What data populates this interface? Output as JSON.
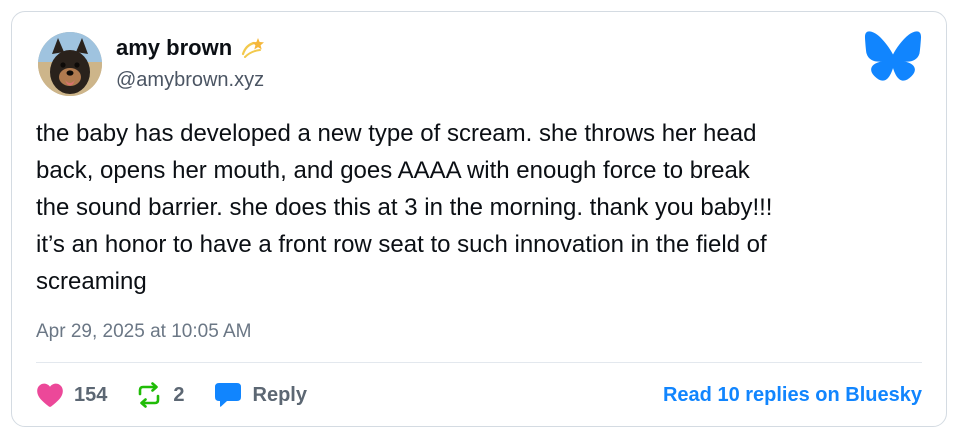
{
  "author": {
    "display_name": "amy brown",
    "name_emoji": "dizzy-star-icon",
    "handle": "@amybrown.xyz",
    "avatar": "dog-avatar"
  },
  "post": {
    "text": "the baby has developed a new type of scream. she throws her head\nback, opens her mouth, and goes AAAA with enough force to break\nthe sound barrier. she does this at 3 in the morning. thank you baby!!!\nit’s an honor to have a front row seat to such innovation in the field of\nscreaming",
    "timestamp": "Apr 29, 2025 at 10:05 AM"
  },
  "actions": {
    "likes": "154",
    "reposts": "2",
    "reply_label": "Reply",
    "read_replies_label": "Read 10 replies on Bluesky"
  },
  "icons": {
    "brand": "bluesky-butterfly-icon",
    "like": "heart-icon",
    "repost": "repost-icon",
    "reply": "speech-bubble-icon"
  },
  "colors": {
    "brand_blue": "#1185fe",
    "like_pink": "#ec4899",
    "repost_green": "#20bc07",
    "text": "#0b0f14",
    "muted": "#6b7785"
  }
}
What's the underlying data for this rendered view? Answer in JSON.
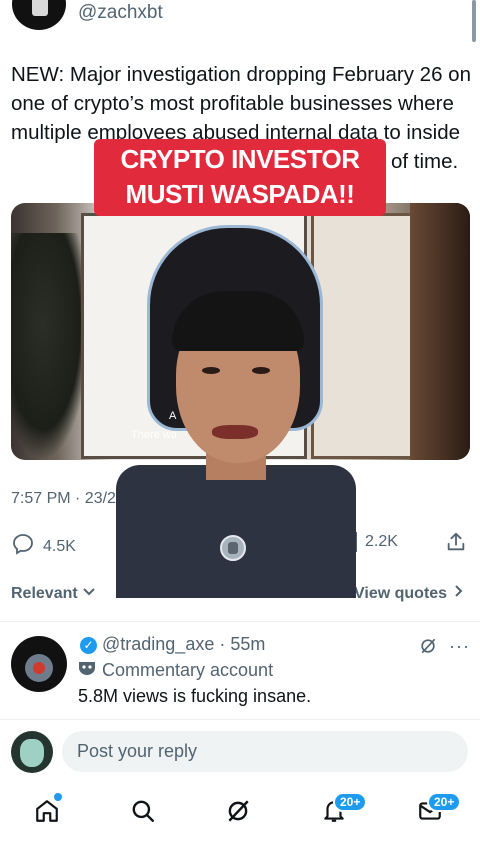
{
  "header": {
    "handle": "@zachxbt"
  },
  "tweet": {
    "text": "NEW: Major investigation dropping February 26 on one of crypto’s most profitable businesses where multiple employees abused internal data to inside",
    "text_tail": "of time.",
    "timestamp": "7:57 PM · 23/2/26",
    "replies_count": "4.5K",
    "views_count": "2.2K"
  },
  "video": {
    "subtitle_top": "A",
    "subtitle": "There wa"
  },
  "overlay_banner": {
    "line1": "CRYPTO INVESTOR",
    "line2": "MUSTI WASPADA!!"
  },
  "sort": {
    "relevant_label": "Relevant",
    "quotes_label": "View quotes"
  },
  "reply": {
    "handle_time": "@trading_axe · 55m",
    "account_label": "Commentary account",
    "text": "5.8M views is fucking insane."
  },
  "composer": {
    "placeholder": "Post your reply"
  },
  "bottom_nav": {
    "items": [
      "home",
      "search",
      "grok",
      "notifications",
      "messages"
    ],
    "notifications_badge": "20+",
    "messages_badge": "20+"
  },
  "colors": {
    "accent": "#1d9bf0",
    "banner": "#e12b3d",
    "muted_text": "#536471"
  }
}
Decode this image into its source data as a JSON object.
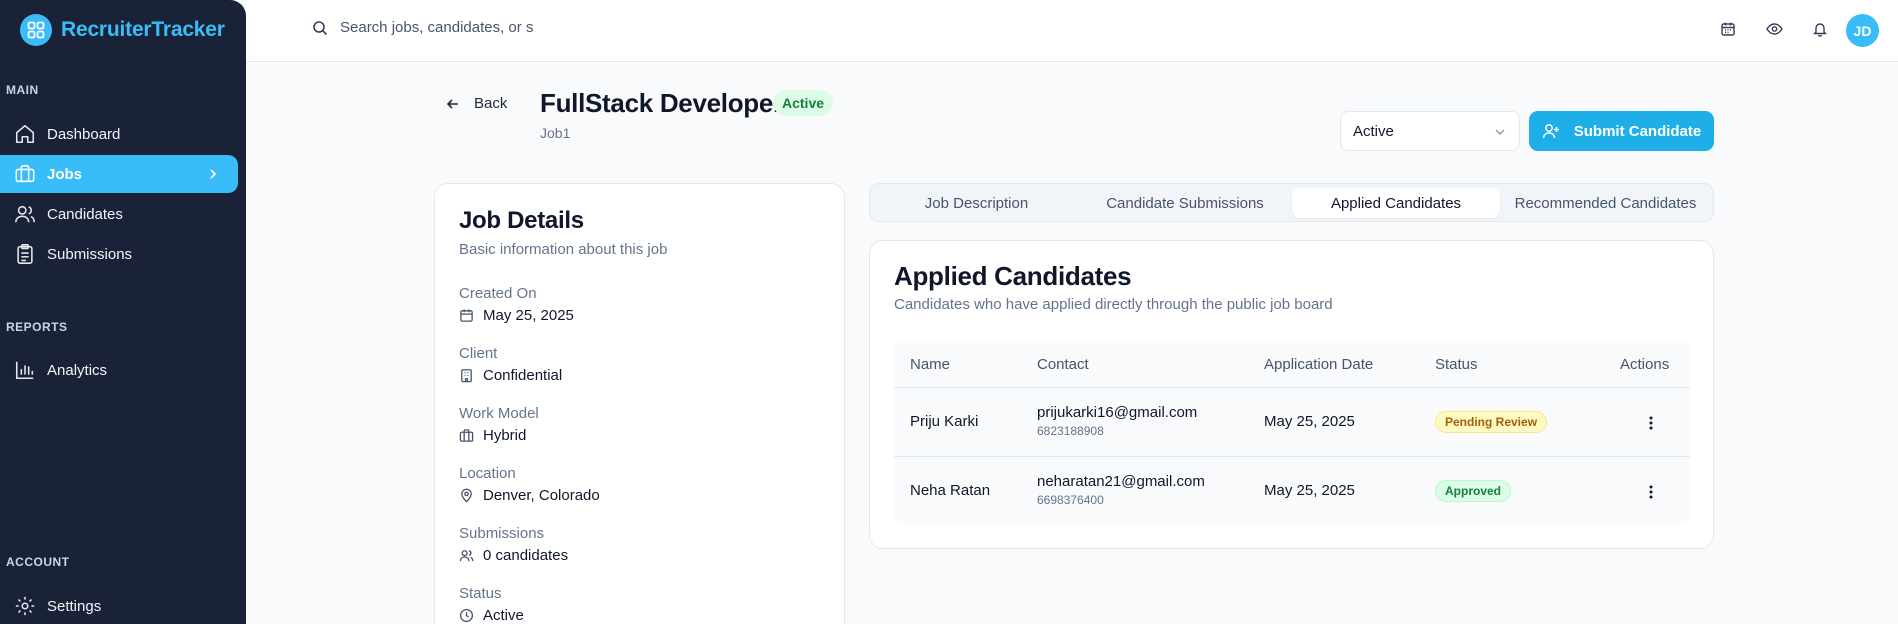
{
  "app": {
    "name": "RecruiterTracker"
  },
  "sidebar": {
    "sections": {
      "main": "MAIN",
      "reports": "REPORTS",
      "account": "ACCOUNT"
    },
    "items": [
      {
        "label": "Dashboard",
        "icon": "home-icon"
      },
      {
        "label": "Jobs",
        "icon": "briefcase-icon",
        "active": true
      },
      {
        "label": "Candidates",
        "icon": "users-icon"
      },
      {
        "label": "Submissions",
        "icon": "clipboard-icon"
      },
      {
        "label": "Analytics",
        "icon": "bar-chart-icon"
      },
      {
        "label": "Settings",
        "icon": "gear-icon"
      }
    ]
  },
  "topbar": {
    "search_placeholder": "Search jobs, candidates, or s",
    "icons": [
      "calendar-icon",
      "eye-icon",
      "bell-icon"
    ],
    "avatar_initials": "JD"
  },
  "header": {
    "back_label": "Back",
    "title": "FullStack Developer",
    "title_badge": "Active",
    "subtitle": "Job1",
    "status_select": "Active",
    "submit_label": "Submit Candidate"
  },
  "details": {
    "title": "Job Details",
    "description": "Basic information about this job",
    "fields": [
      {
        "label": "Created On",
        "value": "May 25, 2025",
        "icon": "calendar-icon"
      },
      {
        "label": "Client",
        "value": "Confidential",
        "icon": "building-icon"
      },
      {
        "label": "Work Model",
        "value": "Hybrid",
        "icon": "briefcase-icon"
      },
      {
        "label": "Location",
        "value": "Denver, Colorado",
        "icon": "map-pin-icon"
      },
      {
        "label": "Submissions",
        "value": "0 candidates",
        "icon": "users-icon"
      },
      {
        "label": "Status",
        "value": "Active",
        "icon": "clock-icon"
      }
    ]
  },
  "tabs": [
    {
      "label": "Job Description"
    },
    {
      "label": "Candidate Submissions"
    },
    {
      "label": "Applied Candidates",
      "active": true
    },
    {
      "label": "Recommended Candidates"
    }
  ],
  "applied": {
    "title": "Applied Candidates",
    "description": "Candidates who have applied directly through the public job board",
    "columns": [
      "Name",
      "Contact",
      "Application Date",
      "Status",
      "Actions"
    ],
    "rows": [
      {
        "name": "Priju Karki",
        "email": "prijukarki16@gmail.com",
        "phone": "6823188908",
        "date": "May 25, 2025",
        "status": "Pending Review",
        "status_kind": "pending"
      },
      {
        "name": "Neha Ratan",
        "email": "neharatan21@gmail.com",
        "phone": "6698376400",
        "date": "May 25, 2025",
        "status": "Approved",
        "status_kind": "approved"
      }
    ]
  },
  "colors": {
    "accent": "#38bdf8",
    "sidebar_bg": "#1a2238",
    "pending": "#a16207",
    "approved": "#15803d"
  }
}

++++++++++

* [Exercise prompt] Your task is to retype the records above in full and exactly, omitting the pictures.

* [Solution to the problem]
What data populates this interface? Output as JSON.
{
  "author": {
    "display_name": "amy brown",
    "name_emoji": "dizzy-star-icon",
    "handle": "@amybrown.xyz",
    "avatar": "dog-avatar"
  },
  "post": {
    "text": "the baby has developed a new type of scream. she throws her head\nback, opens her mouth, and goes AAAA with enough force to break\nthe sound barrier. she does this at 3 in the morning. thank you baby!!!\nit’s an honor to have a front row seat to such innovation in the field of\nscreaming",
    "timestamp": "Apr 29, 2025 at 10:05 AM"
  },
  "actions": {
    "likes": "154",
    "reposts": "2",
    "reply_label": "Reply",
    "read_replies_label": "Read 10 replies on Bluesky"
  },
  "icons": {
    "brand": "bluesky-butterfly-icon",
    "like": "heart-icon",
    "repost": "repost-icon",
    "reply": "speech-bubble-icon"
  },
  "colors": {
    "brand_blue": "#1185fe",
    "like_pink": "#ec4899",
    "repost_green": "#20bc07",
    "text": "#0b0f14",
    "muted": "#6b7785"
  }
}
What's the underlying data for this rendered view? Answer in JSON.
{
  "header": {
    "handle": "@zachxbt"
  },
  "tweet": {
    "text": "NEW: Major investigation dropping February 26 on one of crypto’s most profitable businesses where multiple employees abused internal data to inside",
    "text_tail": "of time.",
    "timestamp": "7:57 PM · 23/2/26",
    "replies_count": "4.5K",
    "views_count": "2.2K"
  },
  "video": {
    "subtitle_top": "A",
    "subtitle": "There wa"
  },
  "overlay_banner": {
    "line1": "CRYPTO INVESTOR",
    "line2": "MUSTI WASPADA!!"
  },
  "sort": {
    "relevant_label": "Relevant",
    "quotes_label": "View quotes"
  },
  "reply": {
    "handle_time": "@trading_axe · 55m",
    "account_label": "Commentary account",
    "text": "5.8M views is fucking insane."
  },
  "composer": {
    "placeholder": "Post your reply"
  },
  "bottom_nav": {
    "items": [
      "home",
      "search",
      "grok",
      "notifications",
      "messages"
    ],
    "notifications_badge": "20+",
    "messages_badge": "20+"
  },
  "colors": {
    "accent": "#1d9bf0",
    "banner": "#e12b3d",
    "muted_text": "#536471"
  }
}
Decode this image into its source data as a JSON object.
{
  "app": {
    "name": "RecruiterTracker"
  },
  "sidebar": {
    "sections": {
      "main": "MAIN",
      "reports": "REPORTS",
      "account": "ACCOUNT"
    },
    "items": [
      {
        "label": "Dashboard",
        "icon": "home-icon"
      },
      {
        "label": "Jobs",
        "icon": "briefcase-icon",
        "active": true
      },
      {
        "label": "Candidates",
        "icon": "users-icon"
      },
      {
        "label": "Submissions",
        "icon": "clipboard-icon"
      },
      {
        "label": "Analytics",
        "icon": "bar-chart-icon"
      },
      {
        "label": "Settings",
        "icon": "gear-icon"
      }
    ]
  },
  "topbar": {
    "search_placeholder": "Search jobs, candidates, or s",
    "icons": [
      "calendar-icon",
      "eye-icon",
      "bell-icon"
    ],
    "avatar_initials": "JD"
  },
  "header": {
    "back_label": "Back",
    "title": "FullStack Developer",
    "title_badge": "Active",
    "subtitle": "Job1",
    "status_select": "Active",
    "submit_label": "Submit Candidate"
  },
  "details": {
    "title": "Job Details",
    "description": "Basic information about this job",
    "fields": [
      {
        "label": "Created On",
        "value": "May 25, 2025",
        "icon": "calendar-icon"
      },
      {
        "label": "Client",
        "value": "Confidential",
        "icon": "building-icon"
      },
      {
        "label": "Work Model",
        "value": "Hybrid",
        "icon": "briefcase-icon"
      },
      {
        "label": "Location",
        "value": "Denver, Colorado",
        "icon": "map-pin-icon"
      },
      {
        "label": "Submissions",
        "value": "0 candidates",
        "icon": "users-icon"
      },
      {
        "label": "Status",
        "value": "Active",
        "icon": "clock-icon"
      }
    ]
  },
  "tabs": [
    {
      "label": "Job Description"
    },
    {
      "label": "Candidate Submissions"
    },
    {
      "label": "Applied Candidates",
      "active": true
    },
    {
      "label": "Recommended Candidates"
    }
  ],
  "applied": {
    "title": "Applied Candidates",
    "description": "Candidates who have applied directly through the public job board",
    "columns": [
      "Name",
      "Contact",
      "Application Date",
      "Status",
      "Actions"
    ],
    "rows": [
      {
        "name": "Priju Karki",
        "email": "prijukarki16@gmail.com",
        "phone": "6823188908",
        "date": "May 25, 2025",
        "status": "Pending Review",
        "status_kind": "pending"
      },
      {
        "name": "Neha Ratan",
        "email": "neharatan21@gmail.com",
        "phone": "6698376400",
        "date": "May 25, 2025",
        "status": "Approved",
        "status_kind": "approved"
      }
    ]
  },
  "colors": {
    "accent": "#38bdf8",
    "sidebar_bg": "#1a2238",
    "pending": "#a16207",
    "approved": "#15803d"
  }
}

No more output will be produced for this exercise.